This was one of our favorite trips to-date, with Alaska as the shining star and the cruise as the subplot to the story. We aren’t really cruise people per se, but it’s definitely an easy, comfortable way to see a huge sample of everything that this beautiful state has to offer. I’ve only ever heard people say wonderful things about their cruise to Alaska, and we’re no different. If we have a chance to go back, we would definitely fly directly to some of our favorite places and/or explore new ones, but the cruise is what gave us the opportunity to see the overall big picture of Alaska. We’re glad we took the cruise approach. We’re definitely considering cruises for a few other trips where we’d like to see a sampling before deciding where to return for a more in-depth stay (e.g., some of the islands in Asia). I would highly recommend the Alaskan cruise to anyone who loves adventure, history, nature, scenery, and/or photography, and I’d absolutely sail the Millennium again. She just might be the one to take us around Southeast Asia.
Just one last tip, Chris and I flew to Vancouver one day before the cruise was scheduled to embark to account for any flight delays, weather-related issues, traffic, or other mishaps. Even if you calculate that you’ll have plenty of time to get to the dock from the airport, having a 24-hour buffer (approximately) is a huge nice-to-have in the case of something like lost luggage. We felt like it was better to be safe than sorry and we didn’t want to miss any part of the cruise. And as a bonus, flying into Vancouver early helped with jet lag.
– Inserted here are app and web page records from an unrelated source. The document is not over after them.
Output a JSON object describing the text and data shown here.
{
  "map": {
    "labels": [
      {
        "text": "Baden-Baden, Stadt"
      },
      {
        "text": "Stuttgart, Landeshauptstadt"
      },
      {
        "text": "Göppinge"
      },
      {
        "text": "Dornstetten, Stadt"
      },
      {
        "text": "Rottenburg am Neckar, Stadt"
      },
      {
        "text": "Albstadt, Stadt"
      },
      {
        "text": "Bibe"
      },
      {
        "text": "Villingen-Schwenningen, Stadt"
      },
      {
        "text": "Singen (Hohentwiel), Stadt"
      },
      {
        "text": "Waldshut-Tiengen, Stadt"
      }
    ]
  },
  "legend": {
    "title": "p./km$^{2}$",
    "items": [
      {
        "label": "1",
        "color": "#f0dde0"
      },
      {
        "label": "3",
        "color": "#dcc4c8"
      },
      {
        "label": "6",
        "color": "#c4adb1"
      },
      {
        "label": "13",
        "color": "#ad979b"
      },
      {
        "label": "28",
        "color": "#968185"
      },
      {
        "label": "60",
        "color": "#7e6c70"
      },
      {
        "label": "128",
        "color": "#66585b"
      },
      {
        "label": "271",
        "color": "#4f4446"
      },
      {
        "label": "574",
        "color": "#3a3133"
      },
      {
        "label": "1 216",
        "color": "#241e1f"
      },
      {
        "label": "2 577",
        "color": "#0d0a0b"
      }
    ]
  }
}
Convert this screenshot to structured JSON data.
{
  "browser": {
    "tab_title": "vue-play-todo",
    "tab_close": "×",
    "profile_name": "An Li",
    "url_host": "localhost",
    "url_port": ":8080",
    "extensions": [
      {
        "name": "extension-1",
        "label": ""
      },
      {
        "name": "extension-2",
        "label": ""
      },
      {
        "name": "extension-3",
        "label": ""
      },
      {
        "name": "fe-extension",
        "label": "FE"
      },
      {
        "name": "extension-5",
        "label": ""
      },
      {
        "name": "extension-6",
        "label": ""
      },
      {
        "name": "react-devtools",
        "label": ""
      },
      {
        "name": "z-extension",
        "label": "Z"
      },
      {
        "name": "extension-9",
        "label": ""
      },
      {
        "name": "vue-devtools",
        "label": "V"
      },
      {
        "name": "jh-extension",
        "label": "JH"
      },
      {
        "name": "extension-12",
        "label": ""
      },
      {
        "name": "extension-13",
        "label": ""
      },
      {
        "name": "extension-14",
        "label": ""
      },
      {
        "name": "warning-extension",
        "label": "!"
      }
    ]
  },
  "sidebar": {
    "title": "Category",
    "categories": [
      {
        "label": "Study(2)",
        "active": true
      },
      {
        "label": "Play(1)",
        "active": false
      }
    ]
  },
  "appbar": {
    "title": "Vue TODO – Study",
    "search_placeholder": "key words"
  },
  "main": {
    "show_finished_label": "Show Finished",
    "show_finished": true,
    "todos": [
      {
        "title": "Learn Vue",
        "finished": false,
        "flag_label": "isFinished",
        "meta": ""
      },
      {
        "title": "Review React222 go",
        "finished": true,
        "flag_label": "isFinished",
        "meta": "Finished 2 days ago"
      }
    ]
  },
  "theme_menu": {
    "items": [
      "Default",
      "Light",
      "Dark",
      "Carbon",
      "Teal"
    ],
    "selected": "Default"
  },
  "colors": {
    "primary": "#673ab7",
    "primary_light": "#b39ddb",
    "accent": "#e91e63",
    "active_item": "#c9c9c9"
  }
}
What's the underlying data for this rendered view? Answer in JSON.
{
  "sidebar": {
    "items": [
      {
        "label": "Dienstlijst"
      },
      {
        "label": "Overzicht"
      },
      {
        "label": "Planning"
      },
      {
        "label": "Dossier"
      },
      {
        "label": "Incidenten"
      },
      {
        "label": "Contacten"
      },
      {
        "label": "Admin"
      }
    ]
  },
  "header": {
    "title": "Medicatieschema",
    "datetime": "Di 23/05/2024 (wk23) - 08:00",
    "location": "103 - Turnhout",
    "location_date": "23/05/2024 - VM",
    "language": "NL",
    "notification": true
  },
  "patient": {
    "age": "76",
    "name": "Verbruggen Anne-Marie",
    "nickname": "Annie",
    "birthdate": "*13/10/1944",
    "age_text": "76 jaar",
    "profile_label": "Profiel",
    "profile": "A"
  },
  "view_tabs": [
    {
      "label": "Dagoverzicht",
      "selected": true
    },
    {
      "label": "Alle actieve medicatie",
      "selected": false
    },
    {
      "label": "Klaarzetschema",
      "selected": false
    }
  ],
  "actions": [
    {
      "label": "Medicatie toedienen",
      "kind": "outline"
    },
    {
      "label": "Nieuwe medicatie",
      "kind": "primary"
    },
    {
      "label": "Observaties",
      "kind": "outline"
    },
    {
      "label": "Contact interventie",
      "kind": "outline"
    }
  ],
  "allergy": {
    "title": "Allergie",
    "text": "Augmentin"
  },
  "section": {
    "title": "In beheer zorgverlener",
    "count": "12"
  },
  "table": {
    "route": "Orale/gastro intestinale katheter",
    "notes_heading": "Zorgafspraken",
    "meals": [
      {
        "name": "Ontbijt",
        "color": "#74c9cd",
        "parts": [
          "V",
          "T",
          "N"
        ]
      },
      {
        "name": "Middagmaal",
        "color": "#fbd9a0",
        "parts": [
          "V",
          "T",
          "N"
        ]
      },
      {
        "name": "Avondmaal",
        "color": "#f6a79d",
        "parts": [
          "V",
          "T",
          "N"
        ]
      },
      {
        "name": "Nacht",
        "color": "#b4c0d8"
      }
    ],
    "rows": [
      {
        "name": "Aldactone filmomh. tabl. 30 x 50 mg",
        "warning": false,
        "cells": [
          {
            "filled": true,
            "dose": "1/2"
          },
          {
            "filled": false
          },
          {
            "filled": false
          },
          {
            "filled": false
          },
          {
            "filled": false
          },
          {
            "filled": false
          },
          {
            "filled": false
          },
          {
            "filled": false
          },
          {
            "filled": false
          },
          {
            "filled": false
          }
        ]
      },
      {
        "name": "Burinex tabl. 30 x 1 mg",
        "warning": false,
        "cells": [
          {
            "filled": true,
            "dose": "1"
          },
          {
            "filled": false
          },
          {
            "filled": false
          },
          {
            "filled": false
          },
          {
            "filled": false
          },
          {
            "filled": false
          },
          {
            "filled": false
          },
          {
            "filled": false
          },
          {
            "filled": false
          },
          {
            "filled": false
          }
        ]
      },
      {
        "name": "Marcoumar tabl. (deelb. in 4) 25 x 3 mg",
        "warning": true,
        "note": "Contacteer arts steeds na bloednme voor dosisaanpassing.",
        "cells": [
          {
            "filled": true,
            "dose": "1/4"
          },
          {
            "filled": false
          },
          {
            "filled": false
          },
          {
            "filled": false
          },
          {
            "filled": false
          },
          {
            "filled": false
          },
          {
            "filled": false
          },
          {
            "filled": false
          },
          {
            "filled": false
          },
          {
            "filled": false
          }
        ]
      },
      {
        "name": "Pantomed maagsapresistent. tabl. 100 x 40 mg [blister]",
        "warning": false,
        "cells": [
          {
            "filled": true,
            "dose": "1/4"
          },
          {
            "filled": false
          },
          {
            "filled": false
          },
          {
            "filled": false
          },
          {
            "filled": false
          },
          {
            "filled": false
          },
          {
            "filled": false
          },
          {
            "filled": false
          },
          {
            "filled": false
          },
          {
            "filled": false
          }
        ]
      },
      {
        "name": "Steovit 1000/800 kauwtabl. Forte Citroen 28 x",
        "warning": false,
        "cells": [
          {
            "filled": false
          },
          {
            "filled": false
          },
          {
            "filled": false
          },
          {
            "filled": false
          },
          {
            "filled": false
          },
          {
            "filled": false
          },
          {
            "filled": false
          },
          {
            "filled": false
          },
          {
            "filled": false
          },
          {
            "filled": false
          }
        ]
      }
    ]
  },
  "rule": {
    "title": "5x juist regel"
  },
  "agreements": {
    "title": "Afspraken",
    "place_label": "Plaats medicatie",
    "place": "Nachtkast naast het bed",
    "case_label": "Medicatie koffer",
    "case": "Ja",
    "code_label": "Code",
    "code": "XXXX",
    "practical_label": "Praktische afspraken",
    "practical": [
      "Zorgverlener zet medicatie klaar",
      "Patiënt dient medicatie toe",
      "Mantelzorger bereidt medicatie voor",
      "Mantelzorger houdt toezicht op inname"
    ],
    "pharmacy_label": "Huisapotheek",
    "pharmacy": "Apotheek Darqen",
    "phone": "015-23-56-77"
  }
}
Let me know if you have any questions about the Celebrity Millennium or Alaska! I’d be happy to help.